CSS has two types of numbers integers and reals. You can also express numbers as percentages, but the percent (%) sign have to be used.

There are 17 named colors - aqua, black, blue, fuchsia, gray, green, lime, maroon, navy, olive, orange, purple, red, silver, teal, white, and yellow. There is an extension of about 140 named colors but not all browsers render them correctly.

Colors can also be expressed in the rgb scale using integers from 0 to 255 for each of the red, green, and blue components. Another way of expressing colors is to use the hexadecimal notation. The color white is expressed in three ways:

color: white;
color: rgb(255, 255, 255);
color: #FFFFFF;

Length units can be absolute or relative. Absolute length units are:

Working with absolute units is difficult, since the author of a document has very little idea of the size of the browser window and the resolution. Relative units are better. There are 3 of them:

Fonts

The CSS defines five generic font families:

To specify a font family give the font names but end the list with the generic family name. Use quotation marks to include fonts that are made up of more than one word.

h1 {font-family: Times, 'Times New Roman', Georgia, 'New York', serif;}

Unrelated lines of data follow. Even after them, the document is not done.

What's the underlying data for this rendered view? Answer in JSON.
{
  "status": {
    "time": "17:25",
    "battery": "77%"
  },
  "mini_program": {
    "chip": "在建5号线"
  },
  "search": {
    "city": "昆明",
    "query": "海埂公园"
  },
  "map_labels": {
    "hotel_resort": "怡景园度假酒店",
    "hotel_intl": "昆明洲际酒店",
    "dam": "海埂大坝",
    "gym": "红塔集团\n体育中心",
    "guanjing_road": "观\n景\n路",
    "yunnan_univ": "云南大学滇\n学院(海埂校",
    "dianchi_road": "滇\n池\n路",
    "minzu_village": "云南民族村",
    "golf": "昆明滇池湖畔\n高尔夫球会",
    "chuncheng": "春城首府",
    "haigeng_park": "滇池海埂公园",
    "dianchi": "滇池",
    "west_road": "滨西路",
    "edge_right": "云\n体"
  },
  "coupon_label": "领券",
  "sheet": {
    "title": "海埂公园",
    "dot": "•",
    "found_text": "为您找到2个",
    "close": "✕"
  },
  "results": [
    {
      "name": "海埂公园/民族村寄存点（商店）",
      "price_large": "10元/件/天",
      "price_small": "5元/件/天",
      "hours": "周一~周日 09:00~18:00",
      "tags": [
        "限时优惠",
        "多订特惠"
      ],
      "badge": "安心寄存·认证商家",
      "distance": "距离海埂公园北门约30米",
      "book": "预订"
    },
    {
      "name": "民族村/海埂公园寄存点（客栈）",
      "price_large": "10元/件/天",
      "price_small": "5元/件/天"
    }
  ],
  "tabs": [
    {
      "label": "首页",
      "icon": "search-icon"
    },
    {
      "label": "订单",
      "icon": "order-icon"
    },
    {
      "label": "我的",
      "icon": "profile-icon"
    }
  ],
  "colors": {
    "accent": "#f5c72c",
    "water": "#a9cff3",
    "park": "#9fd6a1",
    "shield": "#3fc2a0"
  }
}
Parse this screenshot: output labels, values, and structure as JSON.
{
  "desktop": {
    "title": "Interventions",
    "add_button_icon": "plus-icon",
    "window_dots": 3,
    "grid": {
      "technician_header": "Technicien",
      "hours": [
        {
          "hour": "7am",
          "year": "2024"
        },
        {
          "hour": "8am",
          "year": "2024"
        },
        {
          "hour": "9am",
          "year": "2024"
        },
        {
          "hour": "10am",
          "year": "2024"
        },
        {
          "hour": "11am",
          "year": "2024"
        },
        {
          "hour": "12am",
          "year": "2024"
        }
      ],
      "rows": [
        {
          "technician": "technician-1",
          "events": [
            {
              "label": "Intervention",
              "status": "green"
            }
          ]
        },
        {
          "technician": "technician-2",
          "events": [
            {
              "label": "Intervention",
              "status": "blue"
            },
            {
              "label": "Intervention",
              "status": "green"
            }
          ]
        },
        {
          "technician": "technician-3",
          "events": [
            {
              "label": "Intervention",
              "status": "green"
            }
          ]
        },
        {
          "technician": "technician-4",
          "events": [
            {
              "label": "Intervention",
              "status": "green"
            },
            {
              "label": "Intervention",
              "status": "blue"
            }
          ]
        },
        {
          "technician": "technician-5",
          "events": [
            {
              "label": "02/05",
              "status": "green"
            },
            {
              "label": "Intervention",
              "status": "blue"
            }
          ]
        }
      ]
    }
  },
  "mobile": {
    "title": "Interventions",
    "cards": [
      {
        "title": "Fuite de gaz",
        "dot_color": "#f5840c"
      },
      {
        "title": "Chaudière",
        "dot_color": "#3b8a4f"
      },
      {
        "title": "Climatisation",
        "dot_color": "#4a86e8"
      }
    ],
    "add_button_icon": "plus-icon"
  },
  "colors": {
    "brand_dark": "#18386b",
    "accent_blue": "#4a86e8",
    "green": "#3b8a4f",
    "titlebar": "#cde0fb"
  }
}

Fonts can be given weight through the property font-weight. The font weights are: lighter | normal | bold | bolder. The default font-weight is normal.

The font sizes can be expressed in pixels or in relative units. The property font-size has the relative values: xx-small | x-small | small | medium | large | x-large | xx-large | smaller | larger. The default value for font-size is medium.

You can also assign a style to a fonts through the property font-style. The values are - italic | oblique | normal. The default is normal. Most browsers do not make much difference between italic and oblique.

There are some variations that you can also include using the property font-variant. The values for this property are - small-caps | normal.

Now all of these properties and values can be combined into one property called font. You have to remember to list the values in the proper order:

font: <font-style> <font-variant> <font-weight>
      <font-size> <font-family>

Text Properties

You can indent your paragraphs using the property text-indent. You can give the amount of indentation in em or px. Negative indentations are allowed. This will give the appearance of an overhang. Use negative indentations with care.

p {text-indent: 2 em}

Horizontal alignment is achieved through the property text-align. The values are - left | center | right | justify. There are several options for vertical alignment. You can set the property for line-height. The line-height refers to the distance between the baselines of lines of text. The line-height can be changed in length units or percentages of the font size. The property vertical-align repositions text. The default value is baseline. The other values that are commonly used are - sub | super.

The word spacing can be changed through the property word-spacing. The default value is normal. Other spacing values are expressed in length units. Similarly letter-spacing can also be changed using the property letter-spacing using length units. You want to do this with care if you want to achieve any special effect.

The text can be transformed in several ways like making everything in upper or lower case. The property is text-transform. Under normal circumstances it has the value none. The other values are - uppercase | lowercase | capitalize. capitalize only capitalizes the first letter of each word.

You may also add decorations to your text. You can underline, strike through, overline, or make the words blink ( DONT ). The property is text-decoration and the values are - none | underline | overline | line-through | blink.

The browser collapses white space between words to a single space. If you want to control how white space is rendered there is a property called white-space. The default value is normal. The others are: